## How to complete this task
The lines needed are those below that contain the word "summary"; copy each one.

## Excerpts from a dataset

# # # # # # #

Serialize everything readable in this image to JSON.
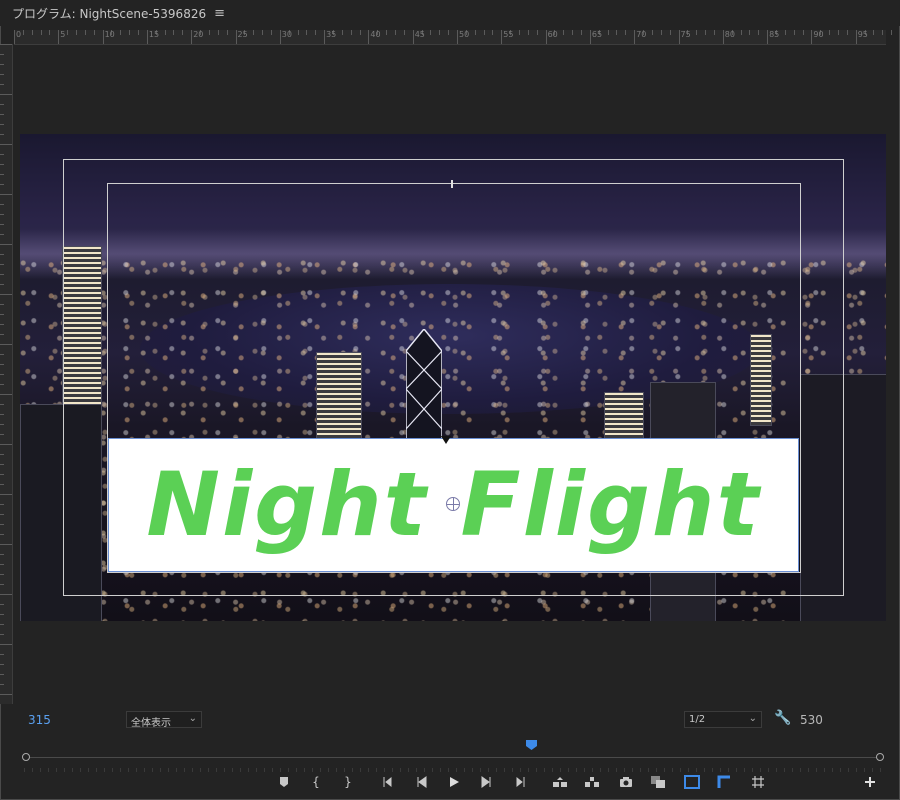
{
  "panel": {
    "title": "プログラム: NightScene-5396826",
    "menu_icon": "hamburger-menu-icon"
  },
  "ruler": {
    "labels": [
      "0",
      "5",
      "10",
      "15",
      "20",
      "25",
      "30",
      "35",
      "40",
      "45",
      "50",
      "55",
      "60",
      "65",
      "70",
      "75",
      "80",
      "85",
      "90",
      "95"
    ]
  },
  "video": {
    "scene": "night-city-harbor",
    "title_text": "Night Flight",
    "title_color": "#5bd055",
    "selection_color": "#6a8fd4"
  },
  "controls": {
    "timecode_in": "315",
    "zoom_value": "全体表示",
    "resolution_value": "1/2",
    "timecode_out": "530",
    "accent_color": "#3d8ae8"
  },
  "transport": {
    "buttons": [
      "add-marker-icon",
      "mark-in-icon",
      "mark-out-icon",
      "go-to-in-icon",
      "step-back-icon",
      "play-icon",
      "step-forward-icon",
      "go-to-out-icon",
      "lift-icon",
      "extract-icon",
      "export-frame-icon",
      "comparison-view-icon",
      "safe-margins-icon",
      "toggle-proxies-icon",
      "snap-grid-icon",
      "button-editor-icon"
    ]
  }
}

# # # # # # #

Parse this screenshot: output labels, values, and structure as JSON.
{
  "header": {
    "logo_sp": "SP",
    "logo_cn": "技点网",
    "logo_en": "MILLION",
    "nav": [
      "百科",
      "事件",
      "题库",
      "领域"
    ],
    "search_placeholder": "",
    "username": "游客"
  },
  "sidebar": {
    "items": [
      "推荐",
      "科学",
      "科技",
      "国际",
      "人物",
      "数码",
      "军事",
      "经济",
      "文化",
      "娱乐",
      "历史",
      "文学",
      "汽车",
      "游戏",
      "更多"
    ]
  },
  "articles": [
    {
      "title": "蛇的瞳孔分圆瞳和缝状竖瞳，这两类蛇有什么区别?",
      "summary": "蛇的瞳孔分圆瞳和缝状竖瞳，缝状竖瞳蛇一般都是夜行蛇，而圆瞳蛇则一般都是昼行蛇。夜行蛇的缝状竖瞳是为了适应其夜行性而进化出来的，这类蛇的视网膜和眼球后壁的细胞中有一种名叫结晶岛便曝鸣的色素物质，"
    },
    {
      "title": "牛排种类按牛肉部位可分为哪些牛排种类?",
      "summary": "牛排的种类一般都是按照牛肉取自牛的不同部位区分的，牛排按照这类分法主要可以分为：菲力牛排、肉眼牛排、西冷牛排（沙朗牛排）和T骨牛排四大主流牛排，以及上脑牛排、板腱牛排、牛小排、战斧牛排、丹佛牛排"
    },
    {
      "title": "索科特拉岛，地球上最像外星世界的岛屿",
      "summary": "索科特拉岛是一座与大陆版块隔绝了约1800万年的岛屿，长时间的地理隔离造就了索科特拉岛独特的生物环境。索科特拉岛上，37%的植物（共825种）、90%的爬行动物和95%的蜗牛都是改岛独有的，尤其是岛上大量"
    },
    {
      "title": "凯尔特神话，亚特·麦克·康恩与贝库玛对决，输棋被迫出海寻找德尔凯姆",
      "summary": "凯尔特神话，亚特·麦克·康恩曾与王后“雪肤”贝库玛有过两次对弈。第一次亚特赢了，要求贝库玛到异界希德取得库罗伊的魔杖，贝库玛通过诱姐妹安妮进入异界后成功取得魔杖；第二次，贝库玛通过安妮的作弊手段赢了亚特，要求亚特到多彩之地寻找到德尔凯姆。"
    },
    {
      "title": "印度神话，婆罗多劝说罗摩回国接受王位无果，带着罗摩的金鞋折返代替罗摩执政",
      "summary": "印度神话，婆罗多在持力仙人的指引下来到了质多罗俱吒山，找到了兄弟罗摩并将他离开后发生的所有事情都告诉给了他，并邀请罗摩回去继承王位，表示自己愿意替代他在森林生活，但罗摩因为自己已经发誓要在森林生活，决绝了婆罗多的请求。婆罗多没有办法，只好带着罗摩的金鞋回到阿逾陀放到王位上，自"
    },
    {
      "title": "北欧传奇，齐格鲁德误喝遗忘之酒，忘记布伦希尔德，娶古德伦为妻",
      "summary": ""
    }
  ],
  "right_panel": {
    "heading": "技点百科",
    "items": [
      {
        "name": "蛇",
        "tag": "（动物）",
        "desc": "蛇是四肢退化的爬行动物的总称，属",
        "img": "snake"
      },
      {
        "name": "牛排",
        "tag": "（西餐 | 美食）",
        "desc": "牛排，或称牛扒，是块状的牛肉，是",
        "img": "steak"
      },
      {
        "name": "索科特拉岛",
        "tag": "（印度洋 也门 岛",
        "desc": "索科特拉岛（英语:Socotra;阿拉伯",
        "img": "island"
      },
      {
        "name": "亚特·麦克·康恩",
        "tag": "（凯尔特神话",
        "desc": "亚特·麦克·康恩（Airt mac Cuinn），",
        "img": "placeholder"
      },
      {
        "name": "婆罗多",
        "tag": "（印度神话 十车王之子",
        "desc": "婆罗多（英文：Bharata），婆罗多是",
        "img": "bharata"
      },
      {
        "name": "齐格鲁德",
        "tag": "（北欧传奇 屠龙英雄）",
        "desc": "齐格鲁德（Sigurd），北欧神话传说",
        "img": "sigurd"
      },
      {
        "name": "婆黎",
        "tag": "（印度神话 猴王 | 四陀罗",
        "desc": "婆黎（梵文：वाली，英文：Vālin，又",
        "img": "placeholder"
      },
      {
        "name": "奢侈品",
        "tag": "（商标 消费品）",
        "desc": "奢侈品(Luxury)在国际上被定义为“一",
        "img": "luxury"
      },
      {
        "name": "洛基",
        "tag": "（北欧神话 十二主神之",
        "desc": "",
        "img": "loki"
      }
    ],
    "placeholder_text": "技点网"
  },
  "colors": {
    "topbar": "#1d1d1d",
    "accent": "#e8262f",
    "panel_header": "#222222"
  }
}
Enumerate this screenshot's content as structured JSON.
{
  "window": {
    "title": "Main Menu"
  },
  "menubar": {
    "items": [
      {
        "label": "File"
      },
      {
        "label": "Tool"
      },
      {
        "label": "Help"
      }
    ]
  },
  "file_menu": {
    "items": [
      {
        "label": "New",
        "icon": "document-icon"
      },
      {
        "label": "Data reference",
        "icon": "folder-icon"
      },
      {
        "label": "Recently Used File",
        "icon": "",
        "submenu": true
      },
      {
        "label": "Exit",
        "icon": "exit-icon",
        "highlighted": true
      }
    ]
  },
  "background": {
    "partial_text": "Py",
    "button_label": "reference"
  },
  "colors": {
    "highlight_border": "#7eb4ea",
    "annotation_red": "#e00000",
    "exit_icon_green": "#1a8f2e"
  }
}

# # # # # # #

## Solution
      "summary": "蛇的瞳孔分圆瞳和缝状竖瞳，缝状竖瞳蛇一般都是夜行蛇，而圆瞳蛇则一般都是昼行蛇。夜行蛇的缝状竖瞳是为了适应其夜行性而进化出来的，这类蛇的视网膜和眼球后壁的细胞中有一种名叫结晶岛便曝鸣的色素物质，"
      "summary": "牛排的种类一般都是按照牛肉取自牛的不同部位区分的，牛排按照这类分法主要可以分为：菲力牛排、肉眼牛排、西冷牛排（沙朗牛排）和T骨牛排四大主流牛排，以及上脑牛排、板腱牛排、牛小排、战斧牛排、丹佛牛排"
      "summary": "索科特拉岛是一座与大陆版块隔绝了约1800万年的岛屿，长时间的地理隔离造就了索科特拉岛独特的生物环境。索科特拉岛上，37%的植物（共825种）、90%的爬行动物和95%的蜗牛都是改岛独有的，尤其是岛上大量"
      "summary": "凯尔特神话，亚特·麦克·康恩曾与王后“雪肤”贝库玛有过两次对弈。第一次亚特赢了，要求贝库玛到异界希德取得库罗伊的魔杖，贝库玛通过诱姐妹安妮进入异界后成功取得魔杖；第二次，贝库玛通过安妮的作弊手段赢了亚特，要求亚特到多彩之地寻找到德尔凯姆。"
      "summary": "印度神话，婆罗多在持力仙人的指引下来到了质多罗俱吒山，找到了兄弟罗摩并将他离开后发生的所有事情都告诉给了他，并邀请罗摩回去继承王位，表示自己愿意替代他在森林生活，但罗摩因为自己已经发誓要在森林生活，决绝了婆罗多的请求。婆罗多没有办法，只好带着罗摩的金鞋回到阿逾陀放到王位上，自"
      "summary": ""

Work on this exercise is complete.